For instance, oil prices fell on Monday (March 20) to their lowest in 15 months on concerns that risks in the global banking sector may cause a recession that would lead fuel demand to decline and ahead of a potential hike in U.S. interest rates soon. On the other hand, gold prices edged higher on Tuesday (March 21), with investors looking forward to the Federal Reserve policy meeting as expectations grew that the U.S. central bank would slow its monetary policy tightening given the upheaval in the banking sector. Gold is considered a safe haven during times of financial uncertainty, and lower interest rates make non-yielding bullion more attractive by reducing the opportunity cost of holding it.
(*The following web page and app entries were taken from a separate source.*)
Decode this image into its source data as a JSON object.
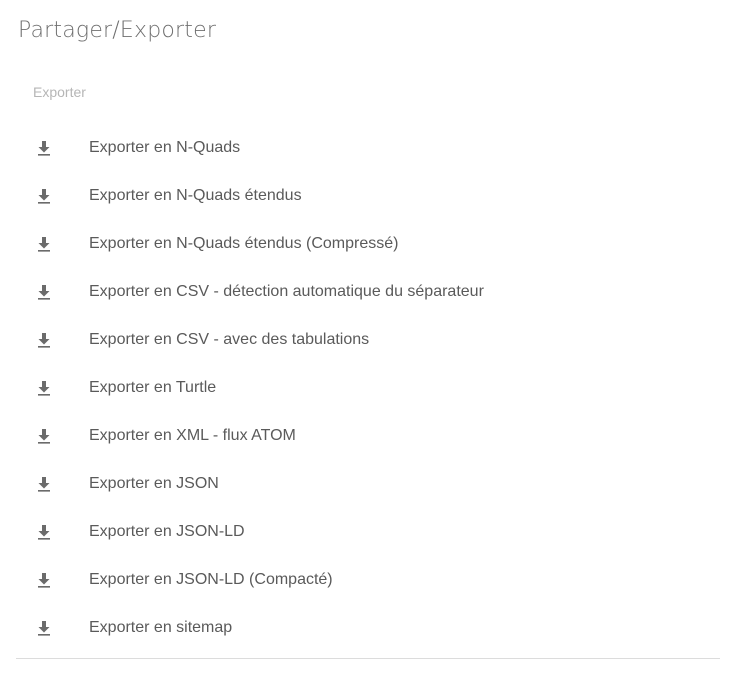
{
  "header": {
    "title": "Partager/Exporter"
  },
  "section": {
    "label": "Exporter"
  },
  "export_items": [
    {
      "label": "Exporter en N-Quads",
      "icon": "download-icon"
    },
    {
      "label": "Exporter en N-Quads étendus",
      "icon": "download-icon"
    },
    {
      "label": "Exporter en N-Quads étendus (Compressé)",
      "icon": "download-icon"
    },
    {
      "label": "Exporter en CSV - détection automatique du séparateur",
      "icon": "download-icon"
    },
    {
      "label": "Exporter en CSV - avec des tabulations",
      "icon": "download-icon"
    },
    {
      "label": "Exporter en Turtle",
      "icon": "download-icon"
    },
    {
      "label": "Exporter en XML - flux ATOM",
      "icon": "download-icon"
    },
    {
      "label": "Exporter en JSON",
      "icon": "download-icon"
    },
    {
      "label": "Exporter en JSON-LD",
      "icon": "download-icon"
    },
    {
      "label": "Exporter en JSON-LD (Compacté)",
      "icon": "download-icon"
    },
    {
      "label": "Exporter en sitemap",
      "icon": "download-icon"
    }
  ],
  "colors": {
    "icon": "#6b6b6b",
    "label": "#5a5a5a",
    "section_label": "#b6b6b6",
    "divider": "#dcdcdc"
  }
}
According to Reuters, in volatile trading on Monday (March 20), gold prices initially fell by one percent, but reversed course to jump to their highest since March 2022 at US$2,009.59, “as investors digested the impact of measures taken by several central banks to contain a banking crisis and stabilise global financial markets.”
For Nigeria, the MPC’s 32.5 per cent CRR does not give the deposit money banks (BMBs) much elbowroom to harbour resources for improved lending to the public. It rather leaves the apex bank with so much chunk of bank deposits to be ‘sterilized’ in their vaults or to be giving in trillions to the Federal Government under ‘Ways and Mean’.
DBMs only make so much from commissions and charges to the displeasure of their customers. All these add to the pangs of the paucity of cash in circulation in the ongoing naira redesign policy and adjunct initiatives. The MPC’s reckoning with the unpredictability of developments around the Russia-Ukraine war as the year unfolds further obfuscates the outlook of Nigeria and its financial system, should the banking crisis fester. What immunity has Nigeria in the fast-spreading crisis, as a key member of the ‘global village’?
- Mr. Okeke, an economist, sustainability expert and consultant on business strategy is a Columnist with National Daily. He can be reached at: [email protected]